A while back we got into a conversation with Joe Day, who along with his wife Janice, run the Tsakurshovi Trading Post on Second Mesa of the Hopi reservation.
He chided us for driving too much and not stopping often enough as he dug out a map of Indian Country and proceeded to mark routes to treasures we never knew existed. Ever since we've been planning how we could break up these trips into doable time frames. The time has come for the first of what we hope will be many.
We've long been interested in the ancient ones, the art and the culture of those known as the Anasazi who have, for reasons yet unknown, totally disappeared. I even consider myself an honorary Anasazi having earned it on a hike to Petroglyph Point in Mesa Verde.
You see, I'm not the most graceful of individuals and I have an unabated fear of falling. I am also game for just about anything Hub suggests so I slipped and slid on the trail to the petroglyphs. Mostly downhill it wasn't bad. I hadn't reckoned on how we'd get out. Retracing our steps wasn't the most appealing thought so we decided to just complete the loop back to the top of the mesa. What I hadn't counted on was having to climb out. Literally. On a hand and toe hold trail up the side of the cliff. I looked at Hub helplessly.
"I can't do this!" "Sure you can.
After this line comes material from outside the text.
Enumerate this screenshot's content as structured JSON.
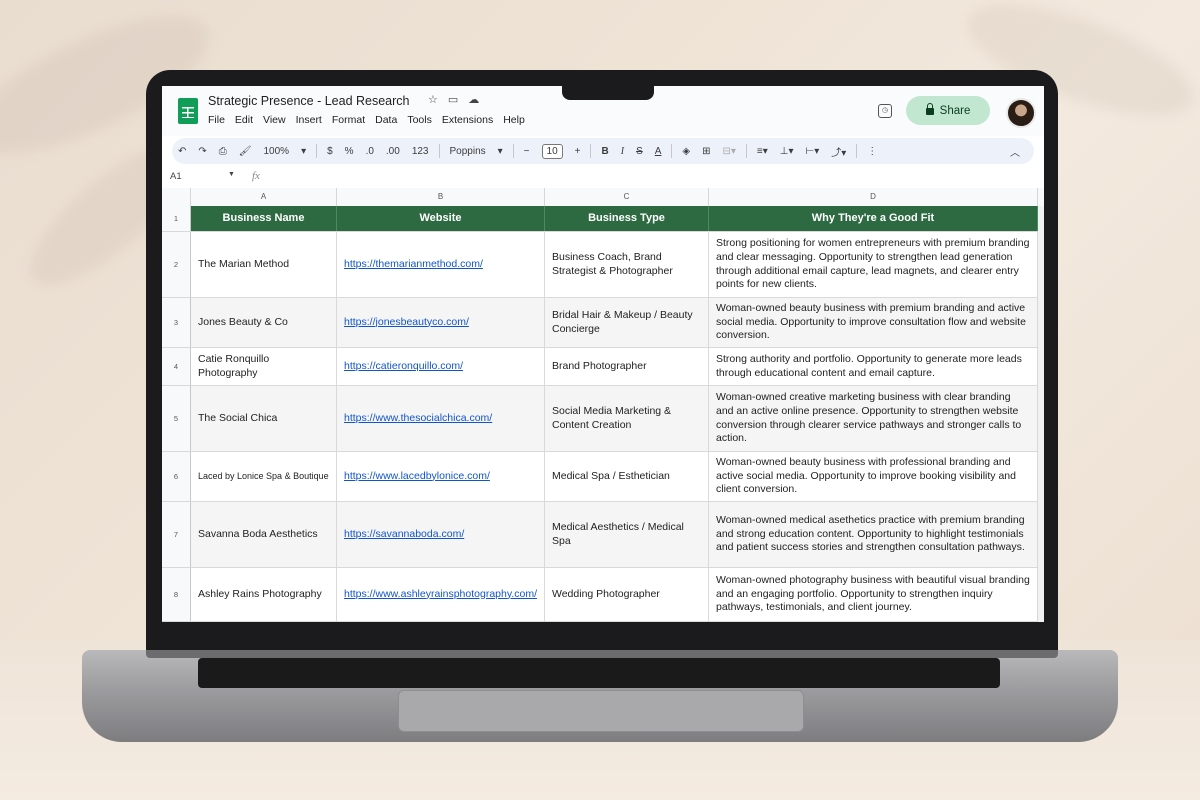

I'll be right behind you to catch you if you slip." Wonderful. Then we'll both be dead.
With a deep breath and wobbly resolve I slowly but surely made it to the top. I breathed a huge sigh of relief as Hub joined me and we began the trek on what was a nice flat trail along the edge of the cliff. All went well until we reached an outcropping of rock. The trail ended. It commenced on the other side. I was deflated and scared witless. There was no way I could step around that outcropping with no more than blind faith.
"I'll go first and tell you where to put your foot," Hub assured me. Terrific. Should I face out or in? You know, I don't remember which I actually did. But do it I did.
"No wonder they've disappeared," I remember muttering. "They all fell off the bloody cliffs!"
The rest was smooth sailing. Walking. Whatever. When our trek was over for good I proclaimed myself an honorary Anasazi for having conquered my fears and survived. I consider it one of the greatest accomplishments of my life.
Enter the politically correct who we all know have invaded academia. In their infinite wisdom they've decided the word Anasazi is pejorative, just like Eskimo and Indian. Spare me. At least the Eskimos and Indians are still around!
To the Navajo the name means "ancient enemies" or "enemies of our ancestors". That may well be true, but so what? They're all dead! Do the Navajo even care? But the academics do and have decided on "Ancestral Puebloans".
Nope. It just doesn't sound the same. I am not an honorary "ancient enemy" nor am I an honorary "Ancestral Puebloan." I am and always will be an honorary Anasazi. Pejorative or not, the name has pizzaz!